Strategies to Improve Retention: Part Two

Strategies to Improve Retention: Part Two

This article originally appeared in Distance Education Report.

Last month’s column covered six strategies to improve retention in online courses and degree programs. They were:

      1. Employ early alert systems to identify at-risk students;


      2. Promote consistency in course design and navigation;


      3. Understand the importance of instructor presence;


      4. Consider higher admissions standards;


      5. Promote internal and external factors that improve success for online learners; and


    6. Use orientations in online courses and degree programs.

Feeling confident that you are making significant strides in the six strategies mentioned above, I would like to provide six more suggestions that can have a positive impact on retention rates.

1. Provide strong technical support services.

Don’t underestimate the impact that supporting students’ technical needs can have on their overall experience in online courses. It is important that instructors include technical help information in their syllabi, or at minimum, provide contact information for where that help can be accessed (e.g., phone, email, chat). Consider providing students a frequently asked questions document related to technology questions. These questions often become apparent after an instructor has taught online course two or three times.

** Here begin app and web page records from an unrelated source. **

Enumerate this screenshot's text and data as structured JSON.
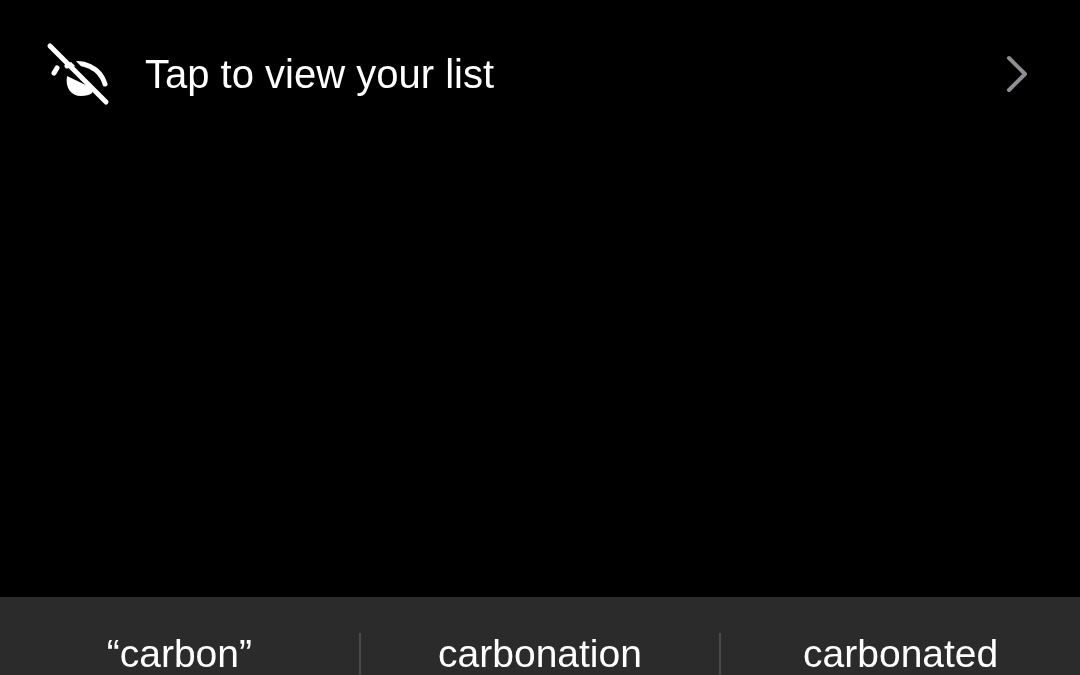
{
  "list_row": {
    "label": "Tap to view your list",
    "hidden": true
  },
  "suggestions": [
    {
      "label": "“carbon”"
    },
    {
      "label": "carbonation"
    },
    {
      "label": "carbonated"
    }
  ]
}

Online students often engage in their courses in the evenings and on the weekends, so if possible, provide technical assistance to students during these times. Instructors sometimes overestimate students’ technological skills, and if sufficient support is not provided in this area it can be a major source of frustration for students!

2. Make academic advising a priority for online degree students.

The literature is clear that providing high quality academic advising services to students positively impacts their progression in, and successful completion of, degree programs. However, sometimes the advising services available to online students don’t equal the services available to face-to-face students. If this is something you haven’t looked into lately at your institution, I would encourage you to contact your advising center and have a discussion about it. Do distance-education students have as ready access to advising services as on-campus students? Can students access advising services via the phone, email or Skype? It is good practice to assign students in online degree programs an academic advisor, to communicate with them regularly, and to provide them with regular academic progress reports.

3. Strive to make course content relevant to students’ lives and future careers.

I completed my undergraduate degree over 20 years ago, but I still remember some of my favorite instructors, and why they were my favorites. One thing they had in common was making the content in the courses I was taking relevant to me. They showed me how the things I was learning had a direct impact on my life and/or future career. This is an excellent teaching strategy to enhance student interest and engagement in a class and thus positively impact retention.

Here is a great example: Recently, I was reviewing a graduate online course for an instructor at my institution, and the final project in her class assigned students the task of creating training modules they would then implement at their worksite (students in this particular online program were all working adults). Students loved having a course project that helped solve a particular real-world problem or concern where they worked.

4. Have more support and touch points for older students.

Studies show that retention rates for older students are lower when compared to their younger counterparts. There could be a variety of explanations for this. For example, older students might face more challenges juggling work, family obligations and their schooling. I can barely manage to keep up with my job and my three children; I couldn’t imagine adding academic coursework to my life!

Also, students who haven’t been in a classroom for several years sometimes struggle to keep up with technology requirements in the world of online education. However, knowing these factors might enable academic advisors or other student support professionals to plan for and provide more support for older students, such as sharing strategies on how to balance work/life/school, and communicating with them more regularly to ensure they receive the help and support they need.

5. Ease the pain of a gap in enrollment.

There are multiple reasons students may need to take a break from their academic pursuits: illness or a medical reasons; taking care of an elderly parent; having a child; getting a promotion at work and being transferred to a different state; or maybe, as in my case, pursuing my dream of becoming a country music singer. (That one never materialized.)

If a gap in enrollment does occur for a student, there ideally should be a re-entry process that is clear and not labor-intensive. If you don’t know what that process is at your institution, I’d encourage you to find out. The admissions office or the office of records and registration usually handles these re-entry cases. Having this information upfront can be especially important for older students, who can sometimes be less than enthusiastic about having to jump through lots of hoops to get re-enrolled in school.

6. Find ways to connect students with each other and the institution.

Facilitating social connections and enhancing a sense of community among online learners, whether at the course, program, or institutional level, can have a positive impact on retention. Within courses, this can be accomplished by having a virtual “student lounge” or “student cafe” for social interactions. Having students work together on collaborative group projects or conducting peer-evaluations on course activities, can also foster social connectedness.

At the program level, I’ve seen social media used effectively (e.g., creating a Facebook group for all students in a particular cohort) to keep students, who might live hundreds or even thousands of miles from each other, connected and engaged. Sometimes distance learning students miss out on events that occur on campus, such as entertainers, distinguished speakers or even commencement ceremonies. Live-streaming these events to online learners is a good strategy to help them feel more connected to the campus community.